US Communications Zone, Europe [France]
I served during the time when many in uniform were there against their will at the behest of the Selective Service System. The vast majority of them served with honor and did their best to live up to their oath of office. Some of the bravest were Conscientious Objectors who worked and accepted the role of volunteering to participate in medical research. They knew and understood that their actions would not only help military personnel but civilians all over the world. Medical advances we take for granted today came through the participation of those men. Most amazingly, they served at the Presidio of San Francisco during the height of the Anti-War Movement and not one single one of them dishonored their oath or uniform to participate.
Sixth United States Army
I've served with commissioned and warrant officers of all grades and types. Some came from Reserve Officer Training Corps programs, others through Officer Candidate School and many were "Ring Knockers," graduates of the US Army Military Academy. I know more than a few crusty old Warrant Officers who'd come up through the ranks and others fresh out of chopper school.
3rd Infantry Division
The vast majority of them were professional, patriotic individuals who proudly wore their uniforms. There were, of course, a few who thought more of themselves and their careers than those they served with or had serving under them. They were certainly the minority.
I am proud to have worn the uniform. I feel honored to have served with and under such good men and women.
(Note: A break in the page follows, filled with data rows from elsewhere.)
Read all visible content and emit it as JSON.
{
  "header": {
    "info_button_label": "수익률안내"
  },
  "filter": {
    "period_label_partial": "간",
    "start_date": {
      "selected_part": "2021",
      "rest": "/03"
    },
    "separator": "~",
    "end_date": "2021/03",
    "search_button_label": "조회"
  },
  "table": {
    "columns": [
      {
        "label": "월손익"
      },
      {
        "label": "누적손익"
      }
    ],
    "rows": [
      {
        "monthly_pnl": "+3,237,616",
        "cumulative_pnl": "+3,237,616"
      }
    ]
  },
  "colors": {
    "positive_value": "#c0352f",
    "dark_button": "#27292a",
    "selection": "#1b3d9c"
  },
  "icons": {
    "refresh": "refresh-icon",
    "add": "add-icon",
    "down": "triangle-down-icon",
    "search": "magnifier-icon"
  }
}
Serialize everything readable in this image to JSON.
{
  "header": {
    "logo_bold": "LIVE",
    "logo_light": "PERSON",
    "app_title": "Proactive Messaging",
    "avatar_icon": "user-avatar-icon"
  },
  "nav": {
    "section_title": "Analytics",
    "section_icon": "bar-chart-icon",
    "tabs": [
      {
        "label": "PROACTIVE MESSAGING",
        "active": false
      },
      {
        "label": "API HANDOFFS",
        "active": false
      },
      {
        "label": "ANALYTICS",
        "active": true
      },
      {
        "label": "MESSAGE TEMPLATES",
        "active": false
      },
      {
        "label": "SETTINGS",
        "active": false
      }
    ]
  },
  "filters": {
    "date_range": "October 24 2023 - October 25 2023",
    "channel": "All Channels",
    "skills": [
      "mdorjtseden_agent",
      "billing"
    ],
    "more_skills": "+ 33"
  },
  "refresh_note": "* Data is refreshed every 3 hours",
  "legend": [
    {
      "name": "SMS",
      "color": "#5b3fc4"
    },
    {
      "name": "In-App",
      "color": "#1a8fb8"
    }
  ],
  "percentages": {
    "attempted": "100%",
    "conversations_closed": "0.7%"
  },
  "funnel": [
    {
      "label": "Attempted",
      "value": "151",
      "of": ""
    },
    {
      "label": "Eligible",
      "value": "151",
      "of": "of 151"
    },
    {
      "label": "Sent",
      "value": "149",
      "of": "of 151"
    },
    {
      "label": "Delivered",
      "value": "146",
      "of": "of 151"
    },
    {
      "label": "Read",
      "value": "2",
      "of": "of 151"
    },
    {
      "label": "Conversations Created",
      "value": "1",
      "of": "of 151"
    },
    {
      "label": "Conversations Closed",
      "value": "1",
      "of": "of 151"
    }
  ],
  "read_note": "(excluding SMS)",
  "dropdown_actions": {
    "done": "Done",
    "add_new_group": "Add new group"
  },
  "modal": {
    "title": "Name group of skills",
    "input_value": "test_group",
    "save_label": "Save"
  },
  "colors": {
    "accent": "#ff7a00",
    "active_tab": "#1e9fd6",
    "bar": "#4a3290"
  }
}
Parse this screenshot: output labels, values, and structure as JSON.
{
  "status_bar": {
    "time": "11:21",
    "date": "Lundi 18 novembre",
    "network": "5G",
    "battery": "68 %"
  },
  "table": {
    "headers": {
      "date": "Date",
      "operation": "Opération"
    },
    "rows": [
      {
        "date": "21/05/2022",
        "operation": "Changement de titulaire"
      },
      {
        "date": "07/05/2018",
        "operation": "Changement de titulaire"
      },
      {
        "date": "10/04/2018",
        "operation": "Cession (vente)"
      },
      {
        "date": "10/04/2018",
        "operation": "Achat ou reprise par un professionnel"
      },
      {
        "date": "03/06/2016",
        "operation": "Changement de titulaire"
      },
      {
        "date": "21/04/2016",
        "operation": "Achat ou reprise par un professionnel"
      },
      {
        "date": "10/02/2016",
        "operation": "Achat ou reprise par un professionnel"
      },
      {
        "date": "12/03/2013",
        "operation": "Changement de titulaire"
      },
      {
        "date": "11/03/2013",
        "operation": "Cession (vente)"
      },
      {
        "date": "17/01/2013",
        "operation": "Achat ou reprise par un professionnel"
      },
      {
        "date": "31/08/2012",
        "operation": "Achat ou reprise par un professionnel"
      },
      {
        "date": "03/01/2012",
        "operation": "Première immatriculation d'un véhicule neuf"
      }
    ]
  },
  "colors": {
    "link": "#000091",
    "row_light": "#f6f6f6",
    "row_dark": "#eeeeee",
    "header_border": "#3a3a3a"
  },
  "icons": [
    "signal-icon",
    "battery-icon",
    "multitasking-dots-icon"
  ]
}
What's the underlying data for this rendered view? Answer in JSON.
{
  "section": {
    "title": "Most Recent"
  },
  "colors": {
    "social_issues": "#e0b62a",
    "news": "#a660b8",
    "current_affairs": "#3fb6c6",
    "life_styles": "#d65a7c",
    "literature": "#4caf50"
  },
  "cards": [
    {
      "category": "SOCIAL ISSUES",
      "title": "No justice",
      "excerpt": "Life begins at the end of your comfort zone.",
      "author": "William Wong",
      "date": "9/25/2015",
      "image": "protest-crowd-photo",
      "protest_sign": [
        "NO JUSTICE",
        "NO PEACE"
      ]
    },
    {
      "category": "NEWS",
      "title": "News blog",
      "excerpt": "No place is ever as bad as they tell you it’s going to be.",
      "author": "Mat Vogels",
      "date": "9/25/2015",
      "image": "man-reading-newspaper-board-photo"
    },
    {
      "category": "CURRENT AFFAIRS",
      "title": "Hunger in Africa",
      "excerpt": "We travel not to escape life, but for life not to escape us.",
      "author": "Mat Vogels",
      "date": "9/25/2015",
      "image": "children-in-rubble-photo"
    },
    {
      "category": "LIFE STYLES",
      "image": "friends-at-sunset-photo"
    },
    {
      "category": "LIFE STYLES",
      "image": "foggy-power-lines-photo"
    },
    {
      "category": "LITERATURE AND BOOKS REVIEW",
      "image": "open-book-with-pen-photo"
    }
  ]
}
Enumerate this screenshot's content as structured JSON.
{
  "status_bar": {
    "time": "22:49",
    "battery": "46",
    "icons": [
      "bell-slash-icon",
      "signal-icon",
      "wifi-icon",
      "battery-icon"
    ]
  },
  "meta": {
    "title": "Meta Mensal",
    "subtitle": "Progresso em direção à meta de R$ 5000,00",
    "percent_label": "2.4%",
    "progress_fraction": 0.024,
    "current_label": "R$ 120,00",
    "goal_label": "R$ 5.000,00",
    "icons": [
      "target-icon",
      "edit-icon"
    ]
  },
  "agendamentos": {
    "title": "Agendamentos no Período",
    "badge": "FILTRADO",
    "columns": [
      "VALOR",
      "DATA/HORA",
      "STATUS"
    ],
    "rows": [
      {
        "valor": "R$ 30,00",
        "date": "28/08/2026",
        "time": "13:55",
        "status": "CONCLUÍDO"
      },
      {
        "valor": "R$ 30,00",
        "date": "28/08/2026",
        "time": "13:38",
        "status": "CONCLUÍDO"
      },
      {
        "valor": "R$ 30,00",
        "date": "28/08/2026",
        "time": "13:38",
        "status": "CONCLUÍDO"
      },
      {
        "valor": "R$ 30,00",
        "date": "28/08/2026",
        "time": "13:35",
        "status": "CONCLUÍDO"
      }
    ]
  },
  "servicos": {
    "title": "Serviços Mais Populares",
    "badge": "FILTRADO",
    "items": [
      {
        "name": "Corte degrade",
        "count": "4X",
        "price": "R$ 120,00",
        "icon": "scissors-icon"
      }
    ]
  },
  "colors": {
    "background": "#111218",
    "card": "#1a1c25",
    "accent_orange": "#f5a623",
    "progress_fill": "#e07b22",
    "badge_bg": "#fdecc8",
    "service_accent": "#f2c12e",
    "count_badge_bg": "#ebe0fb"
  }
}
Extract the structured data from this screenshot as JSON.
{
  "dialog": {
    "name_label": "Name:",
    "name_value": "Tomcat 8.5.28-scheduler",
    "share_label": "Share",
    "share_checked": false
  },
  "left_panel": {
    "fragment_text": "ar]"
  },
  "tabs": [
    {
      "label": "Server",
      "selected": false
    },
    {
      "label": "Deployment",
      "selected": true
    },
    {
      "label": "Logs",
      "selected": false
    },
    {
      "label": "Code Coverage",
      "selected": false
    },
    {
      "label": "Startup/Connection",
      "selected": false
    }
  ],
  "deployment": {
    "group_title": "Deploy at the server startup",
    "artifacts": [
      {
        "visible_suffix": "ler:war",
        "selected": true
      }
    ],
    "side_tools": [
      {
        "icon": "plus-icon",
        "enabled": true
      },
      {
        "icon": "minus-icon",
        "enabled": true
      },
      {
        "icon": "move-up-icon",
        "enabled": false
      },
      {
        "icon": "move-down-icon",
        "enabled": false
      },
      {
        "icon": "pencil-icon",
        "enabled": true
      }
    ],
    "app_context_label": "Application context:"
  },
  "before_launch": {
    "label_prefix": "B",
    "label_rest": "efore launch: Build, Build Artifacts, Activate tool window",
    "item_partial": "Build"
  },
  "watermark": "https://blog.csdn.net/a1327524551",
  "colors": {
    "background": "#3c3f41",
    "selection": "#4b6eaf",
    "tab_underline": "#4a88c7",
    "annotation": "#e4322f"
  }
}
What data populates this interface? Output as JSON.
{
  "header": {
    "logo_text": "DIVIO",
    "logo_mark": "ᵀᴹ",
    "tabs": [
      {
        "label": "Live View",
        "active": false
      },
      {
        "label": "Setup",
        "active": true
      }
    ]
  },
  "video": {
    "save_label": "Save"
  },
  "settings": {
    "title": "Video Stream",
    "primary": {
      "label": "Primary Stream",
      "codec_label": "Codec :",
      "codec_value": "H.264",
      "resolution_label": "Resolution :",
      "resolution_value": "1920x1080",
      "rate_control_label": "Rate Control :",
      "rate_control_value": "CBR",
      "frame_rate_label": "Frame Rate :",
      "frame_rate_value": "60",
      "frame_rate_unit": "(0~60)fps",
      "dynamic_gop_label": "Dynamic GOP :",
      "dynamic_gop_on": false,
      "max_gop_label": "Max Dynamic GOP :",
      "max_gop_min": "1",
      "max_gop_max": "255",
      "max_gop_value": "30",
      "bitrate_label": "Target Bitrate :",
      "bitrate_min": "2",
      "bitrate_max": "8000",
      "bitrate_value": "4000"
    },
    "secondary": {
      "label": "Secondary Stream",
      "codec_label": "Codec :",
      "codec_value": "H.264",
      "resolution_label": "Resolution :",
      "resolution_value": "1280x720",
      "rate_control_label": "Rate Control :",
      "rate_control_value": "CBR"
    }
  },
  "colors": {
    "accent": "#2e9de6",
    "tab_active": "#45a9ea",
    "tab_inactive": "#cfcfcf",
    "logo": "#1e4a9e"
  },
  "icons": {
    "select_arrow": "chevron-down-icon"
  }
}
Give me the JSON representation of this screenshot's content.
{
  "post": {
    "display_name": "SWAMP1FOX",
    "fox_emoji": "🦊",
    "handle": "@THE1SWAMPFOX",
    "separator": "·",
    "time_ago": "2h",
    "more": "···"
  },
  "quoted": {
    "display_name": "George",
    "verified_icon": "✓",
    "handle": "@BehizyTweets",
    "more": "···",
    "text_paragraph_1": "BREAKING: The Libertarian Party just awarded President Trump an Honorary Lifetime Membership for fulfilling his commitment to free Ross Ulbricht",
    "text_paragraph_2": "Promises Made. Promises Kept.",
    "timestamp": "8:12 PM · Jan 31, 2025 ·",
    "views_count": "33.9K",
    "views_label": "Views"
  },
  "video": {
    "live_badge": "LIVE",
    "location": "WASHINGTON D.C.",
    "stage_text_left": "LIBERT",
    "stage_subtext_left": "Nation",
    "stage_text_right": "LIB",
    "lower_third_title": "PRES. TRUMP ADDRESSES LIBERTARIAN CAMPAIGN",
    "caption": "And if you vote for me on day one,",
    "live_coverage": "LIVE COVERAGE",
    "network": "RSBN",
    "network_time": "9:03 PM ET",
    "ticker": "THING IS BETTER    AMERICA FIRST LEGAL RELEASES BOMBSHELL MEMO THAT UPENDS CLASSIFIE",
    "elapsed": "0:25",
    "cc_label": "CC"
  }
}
Military District of WashingtonSo, I ask all who read this to do what I do whenever I meet a servicemember, simply say "Thank you." You have no idea just what that means to them.
[some of the shoulder patches I wore]